### [Instructions for the task]
Within the records below, filter for lines carrying the word "Prosentti" and copy them.

___ Records to use ___

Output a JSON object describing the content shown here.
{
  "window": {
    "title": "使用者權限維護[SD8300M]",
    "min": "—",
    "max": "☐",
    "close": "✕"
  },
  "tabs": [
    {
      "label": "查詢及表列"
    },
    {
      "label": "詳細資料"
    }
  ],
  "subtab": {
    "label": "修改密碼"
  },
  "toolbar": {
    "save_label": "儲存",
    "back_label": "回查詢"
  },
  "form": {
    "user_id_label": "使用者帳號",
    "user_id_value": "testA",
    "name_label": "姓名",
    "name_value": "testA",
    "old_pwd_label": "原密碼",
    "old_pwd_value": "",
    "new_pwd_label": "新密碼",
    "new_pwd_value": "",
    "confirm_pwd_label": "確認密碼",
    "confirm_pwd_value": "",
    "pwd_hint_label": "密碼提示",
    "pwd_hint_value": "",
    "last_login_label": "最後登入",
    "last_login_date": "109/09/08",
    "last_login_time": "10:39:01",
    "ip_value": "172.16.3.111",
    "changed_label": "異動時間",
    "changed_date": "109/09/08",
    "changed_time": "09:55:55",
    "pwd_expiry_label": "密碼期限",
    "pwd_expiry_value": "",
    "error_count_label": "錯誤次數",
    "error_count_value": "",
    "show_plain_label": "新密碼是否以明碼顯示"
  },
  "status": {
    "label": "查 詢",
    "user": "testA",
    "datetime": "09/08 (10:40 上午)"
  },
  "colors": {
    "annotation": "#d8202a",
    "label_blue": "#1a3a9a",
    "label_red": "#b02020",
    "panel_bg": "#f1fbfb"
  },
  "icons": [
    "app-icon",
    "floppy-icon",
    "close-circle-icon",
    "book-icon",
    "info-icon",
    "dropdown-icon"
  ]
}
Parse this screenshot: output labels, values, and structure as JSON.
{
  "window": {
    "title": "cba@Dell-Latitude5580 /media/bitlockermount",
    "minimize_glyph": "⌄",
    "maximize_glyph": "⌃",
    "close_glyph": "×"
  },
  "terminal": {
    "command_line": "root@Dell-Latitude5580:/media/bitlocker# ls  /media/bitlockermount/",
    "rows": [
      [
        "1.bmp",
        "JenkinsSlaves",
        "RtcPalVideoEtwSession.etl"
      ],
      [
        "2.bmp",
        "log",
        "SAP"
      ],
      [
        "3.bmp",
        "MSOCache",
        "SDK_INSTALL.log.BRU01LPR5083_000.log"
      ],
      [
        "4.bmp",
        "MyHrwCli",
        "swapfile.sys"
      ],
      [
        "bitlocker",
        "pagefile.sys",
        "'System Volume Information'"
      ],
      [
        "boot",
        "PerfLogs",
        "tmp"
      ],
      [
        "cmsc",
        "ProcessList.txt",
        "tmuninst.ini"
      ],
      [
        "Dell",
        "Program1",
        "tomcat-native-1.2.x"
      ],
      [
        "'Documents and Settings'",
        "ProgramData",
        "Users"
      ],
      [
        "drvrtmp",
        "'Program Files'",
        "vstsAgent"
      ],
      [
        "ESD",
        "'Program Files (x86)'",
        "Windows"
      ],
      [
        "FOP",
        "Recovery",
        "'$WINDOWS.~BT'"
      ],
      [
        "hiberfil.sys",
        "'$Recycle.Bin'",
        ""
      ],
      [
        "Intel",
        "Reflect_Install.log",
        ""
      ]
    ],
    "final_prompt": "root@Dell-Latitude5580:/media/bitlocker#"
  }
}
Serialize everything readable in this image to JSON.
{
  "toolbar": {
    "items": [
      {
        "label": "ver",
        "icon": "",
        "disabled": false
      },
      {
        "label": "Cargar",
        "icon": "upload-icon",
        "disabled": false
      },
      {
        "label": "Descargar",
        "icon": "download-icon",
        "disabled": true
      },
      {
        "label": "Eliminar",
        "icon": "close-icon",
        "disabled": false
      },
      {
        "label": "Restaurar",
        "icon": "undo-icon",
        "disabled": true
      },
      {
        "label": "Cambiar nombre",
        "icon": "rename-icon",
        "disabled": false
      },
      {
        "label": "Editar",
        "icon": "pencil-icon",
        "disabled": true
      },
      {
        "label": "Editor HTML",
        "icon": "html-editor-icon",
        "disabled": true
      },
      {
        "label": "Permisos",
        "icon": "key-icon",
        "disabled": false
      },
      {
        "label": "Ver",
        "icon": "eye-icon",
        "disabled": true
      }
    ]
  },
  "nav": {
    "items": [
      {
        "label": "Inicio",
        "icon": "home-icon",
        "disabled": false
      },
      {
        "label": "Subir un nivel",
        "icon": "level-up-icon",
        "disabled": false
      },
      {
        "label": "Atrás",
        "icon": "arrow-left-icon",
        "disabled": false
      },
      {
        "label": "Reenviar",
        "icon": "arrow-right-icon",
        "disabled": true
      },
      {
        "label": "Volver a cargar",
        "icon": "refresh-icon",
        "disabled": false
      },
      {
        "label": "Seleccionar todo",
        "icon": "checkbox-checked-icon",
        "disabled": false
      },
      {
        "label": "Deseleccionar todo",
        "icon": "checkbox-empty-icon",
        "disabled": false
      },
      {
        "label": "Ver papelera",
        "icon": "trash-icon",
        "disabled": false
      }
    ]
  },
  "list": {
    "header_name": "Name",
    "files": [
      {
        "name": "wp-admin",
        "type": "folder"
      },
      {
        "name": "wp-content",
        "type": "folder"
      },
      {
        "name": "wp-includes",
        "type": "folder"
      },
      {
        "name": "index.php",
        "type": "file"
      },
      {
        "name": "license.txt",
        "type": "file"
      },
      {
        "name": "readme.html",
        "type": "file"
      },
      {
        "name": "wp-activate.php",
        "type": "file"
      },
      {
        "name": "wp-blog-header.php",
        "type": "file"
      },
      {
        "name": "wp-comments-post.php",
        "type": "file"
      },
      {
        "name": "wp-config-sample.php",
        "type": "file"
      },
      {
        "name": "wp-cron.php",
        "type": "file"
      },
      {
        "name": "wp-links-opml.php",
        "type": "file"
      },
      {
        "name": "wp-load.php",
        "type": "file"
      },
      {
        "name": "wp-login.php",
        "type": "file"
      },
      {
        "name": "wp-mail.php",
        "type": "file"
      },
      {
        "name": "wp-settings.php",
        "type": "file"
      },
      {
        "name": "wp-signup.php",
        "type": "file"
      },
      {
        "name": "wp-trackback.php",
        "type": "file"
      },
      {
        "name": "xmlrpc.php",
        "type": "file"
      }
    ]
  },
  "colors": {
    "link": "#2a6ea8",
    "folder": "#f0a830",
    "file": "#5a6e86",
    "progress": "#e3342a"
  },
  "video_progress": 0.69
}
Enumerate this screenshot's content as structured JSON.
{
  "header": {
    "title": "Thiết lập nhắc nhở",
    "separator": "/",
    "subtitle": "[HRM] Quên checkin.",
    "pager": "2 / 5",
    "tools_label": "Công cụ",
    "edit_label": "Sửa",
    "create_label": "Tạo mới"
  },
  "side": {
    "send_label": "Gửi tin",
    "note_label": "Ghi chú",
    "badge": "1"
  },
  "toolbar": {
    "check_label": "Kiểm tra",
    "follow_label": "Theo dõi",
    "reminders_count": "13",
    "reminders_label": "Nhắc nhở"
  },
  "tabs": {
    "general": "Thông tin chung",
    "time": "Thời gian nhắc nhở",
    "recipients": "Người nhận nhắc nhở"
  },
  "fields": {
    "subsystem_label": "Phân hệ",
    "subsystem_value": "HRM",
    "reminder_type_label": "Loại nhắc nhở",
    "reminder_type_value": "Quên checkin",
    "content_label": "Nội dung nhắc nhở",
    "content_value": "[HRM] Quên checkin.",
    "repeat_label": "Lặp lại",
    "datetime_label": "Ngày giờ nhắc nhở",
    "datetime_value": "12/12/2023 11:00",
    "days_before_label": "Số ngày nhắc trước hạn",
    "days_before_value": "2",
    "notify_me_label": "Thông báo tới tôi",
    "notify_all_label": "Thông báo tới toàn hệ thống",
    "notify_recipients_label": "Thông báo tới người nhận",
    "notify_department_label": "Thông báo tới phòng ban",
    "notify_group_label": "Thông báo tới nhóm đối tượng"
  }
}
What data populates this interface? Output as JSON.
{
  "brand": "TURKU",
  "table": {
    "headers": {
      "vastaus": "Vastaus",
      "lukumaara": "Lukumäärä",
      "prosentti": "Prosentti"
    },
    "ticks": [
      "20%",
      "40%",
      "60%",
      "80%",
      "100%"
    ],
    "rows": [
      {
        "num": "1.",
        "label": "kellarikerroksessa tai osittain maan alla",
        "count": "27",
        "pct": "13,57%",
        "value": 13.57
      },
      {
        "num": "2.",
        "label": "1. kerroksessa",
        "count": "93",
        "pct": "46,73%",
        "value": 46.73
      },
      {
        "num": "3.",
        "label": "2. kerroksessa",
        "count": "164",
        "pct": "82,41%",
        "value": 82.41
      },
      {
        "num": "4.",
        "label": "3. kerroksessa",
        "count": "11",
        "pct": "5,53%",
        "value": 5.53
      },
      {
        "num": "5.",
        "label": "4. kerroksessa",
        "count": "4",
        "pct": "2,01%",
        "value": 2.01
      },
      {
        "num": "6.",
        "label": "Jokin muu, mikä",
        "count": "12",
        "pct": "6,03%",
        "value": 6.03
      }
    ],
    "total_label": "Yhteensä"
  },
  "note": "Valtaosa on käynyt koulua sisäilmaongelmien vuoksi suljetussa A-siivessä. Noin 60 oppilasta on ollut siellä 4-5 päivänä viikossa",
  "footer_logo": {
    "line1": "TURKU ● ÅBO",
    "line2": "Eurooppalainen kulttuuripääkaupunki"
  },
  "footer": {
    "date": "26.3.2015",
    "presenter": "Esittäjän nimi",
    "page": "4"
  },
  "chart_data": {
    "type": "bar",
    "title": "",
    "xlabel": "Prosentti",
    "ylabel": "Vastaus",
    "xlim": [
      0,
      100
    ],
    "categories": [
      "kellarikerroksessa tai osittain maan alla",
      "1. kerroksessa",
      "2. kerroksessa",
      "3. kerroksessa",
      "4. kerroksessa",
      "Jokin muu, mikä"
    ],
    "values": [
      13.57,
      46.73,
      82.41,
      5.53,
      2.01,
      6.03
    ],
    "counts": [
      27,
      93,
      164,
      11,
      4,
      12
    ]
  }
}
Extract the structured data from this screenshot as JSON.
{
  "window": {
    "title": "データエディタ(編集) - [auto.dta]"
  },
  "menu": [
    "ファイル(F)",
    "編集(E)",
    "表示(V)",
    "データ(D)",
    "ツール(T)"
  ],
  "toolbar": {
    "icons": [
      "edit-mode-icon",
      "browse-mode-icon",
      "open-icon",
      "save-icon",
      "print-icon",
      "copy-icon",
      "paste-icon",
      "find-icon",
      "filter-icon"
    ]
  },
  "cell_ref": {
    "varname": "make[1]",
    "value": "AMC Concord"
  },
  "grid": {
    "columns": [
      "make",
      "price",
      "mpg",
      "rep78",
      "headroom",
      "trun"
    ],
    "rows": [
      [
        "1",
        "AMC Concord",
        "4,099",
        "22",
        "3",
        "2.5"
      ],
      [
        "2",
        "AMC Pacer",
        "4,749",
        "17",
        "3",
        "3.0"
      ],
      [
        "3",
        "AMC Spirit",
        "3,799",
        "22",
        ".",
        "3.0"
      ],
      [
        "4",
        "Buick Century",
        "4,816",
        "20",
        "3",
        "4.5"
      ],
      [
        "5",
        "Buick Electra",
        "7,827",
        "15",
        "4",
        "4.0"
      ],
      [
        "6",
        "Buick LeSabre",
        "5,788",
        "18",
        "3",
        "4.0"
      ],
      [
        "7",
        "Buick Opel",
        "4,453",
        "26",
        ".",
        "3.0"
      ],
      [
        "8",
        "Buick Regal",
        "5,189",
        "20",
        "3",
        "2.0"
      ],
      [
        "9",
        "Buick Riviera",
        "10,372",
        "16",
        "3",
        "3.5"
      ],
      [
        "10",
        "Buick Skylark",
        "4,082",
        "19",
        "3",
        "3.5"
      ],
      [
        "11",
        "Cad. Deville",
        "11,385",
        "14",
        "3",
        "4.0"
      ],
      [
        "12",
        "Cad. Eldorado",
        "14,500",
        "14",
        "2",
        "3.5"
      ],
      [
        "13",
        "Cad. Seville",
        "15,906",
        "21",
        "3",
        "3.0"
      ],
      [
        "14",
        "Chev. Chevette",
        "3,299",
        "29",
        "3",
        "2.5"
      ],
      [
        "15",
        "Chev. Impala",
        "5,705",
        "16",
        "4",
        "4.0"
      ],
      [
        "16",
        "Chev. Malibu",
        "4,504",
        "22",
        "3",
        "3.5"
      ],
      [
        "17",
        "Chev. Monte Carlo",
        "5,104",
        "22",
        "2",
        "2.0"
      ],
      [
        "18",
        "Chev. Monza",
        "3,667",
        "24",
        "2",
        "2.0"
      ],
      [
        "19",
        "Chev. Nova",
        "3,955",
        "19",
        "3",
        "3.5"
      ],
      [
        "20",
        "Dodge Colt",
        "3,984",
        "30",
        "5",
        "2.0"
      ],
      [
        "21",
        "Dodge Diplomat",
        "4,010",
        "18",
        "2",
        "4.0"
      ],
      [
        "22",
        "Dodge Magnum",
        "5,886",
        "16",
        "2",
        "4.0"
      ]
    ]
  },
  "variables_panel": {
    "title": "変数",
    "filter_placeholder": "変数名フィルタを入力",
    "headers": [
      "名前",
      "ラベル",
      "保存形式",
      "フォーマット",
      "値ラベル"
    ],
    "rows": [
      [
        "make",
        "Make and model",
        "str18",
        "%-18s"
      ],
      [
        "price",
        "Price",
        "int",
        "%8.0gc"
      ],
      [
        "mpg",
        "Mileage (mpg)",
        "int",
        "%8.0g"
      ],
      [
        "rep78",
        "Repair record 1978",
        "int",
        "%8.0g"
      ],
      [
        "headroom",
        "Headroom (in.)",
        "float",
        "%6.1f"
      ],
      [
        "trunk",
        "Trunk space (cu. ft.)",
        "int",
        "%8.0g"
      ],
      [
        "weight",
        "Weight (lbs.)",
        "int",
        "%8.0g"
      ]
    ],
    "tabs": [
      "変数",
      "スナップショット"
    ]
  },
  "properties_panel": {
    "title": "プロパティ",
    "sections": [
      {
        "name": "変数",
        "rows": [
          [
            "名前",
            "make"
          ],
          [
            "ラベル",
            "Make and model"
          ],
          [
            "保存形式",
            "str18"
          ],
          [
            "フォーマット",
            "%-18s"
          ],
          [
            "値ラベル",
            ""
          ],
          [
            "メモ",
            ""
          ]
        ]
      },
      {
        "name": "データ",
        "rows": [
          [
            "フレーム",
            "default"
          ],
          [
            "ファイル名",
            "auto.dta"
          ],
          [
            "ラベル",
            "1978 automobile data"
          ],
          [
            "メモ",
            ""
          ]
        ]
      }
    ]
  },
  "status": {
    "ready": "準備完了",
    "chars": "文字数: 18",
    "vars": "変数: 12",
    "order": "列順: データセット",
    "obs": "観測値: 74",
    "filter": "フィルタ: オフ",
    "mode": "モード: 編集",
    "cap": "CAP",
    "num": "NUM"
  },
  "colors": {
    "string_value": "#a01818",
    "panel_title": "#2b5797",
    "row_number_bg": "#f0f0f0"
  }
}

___

### [Solution to the problem]
      "prosentti": "Prosentti"
    "xlabel": "Prosentti",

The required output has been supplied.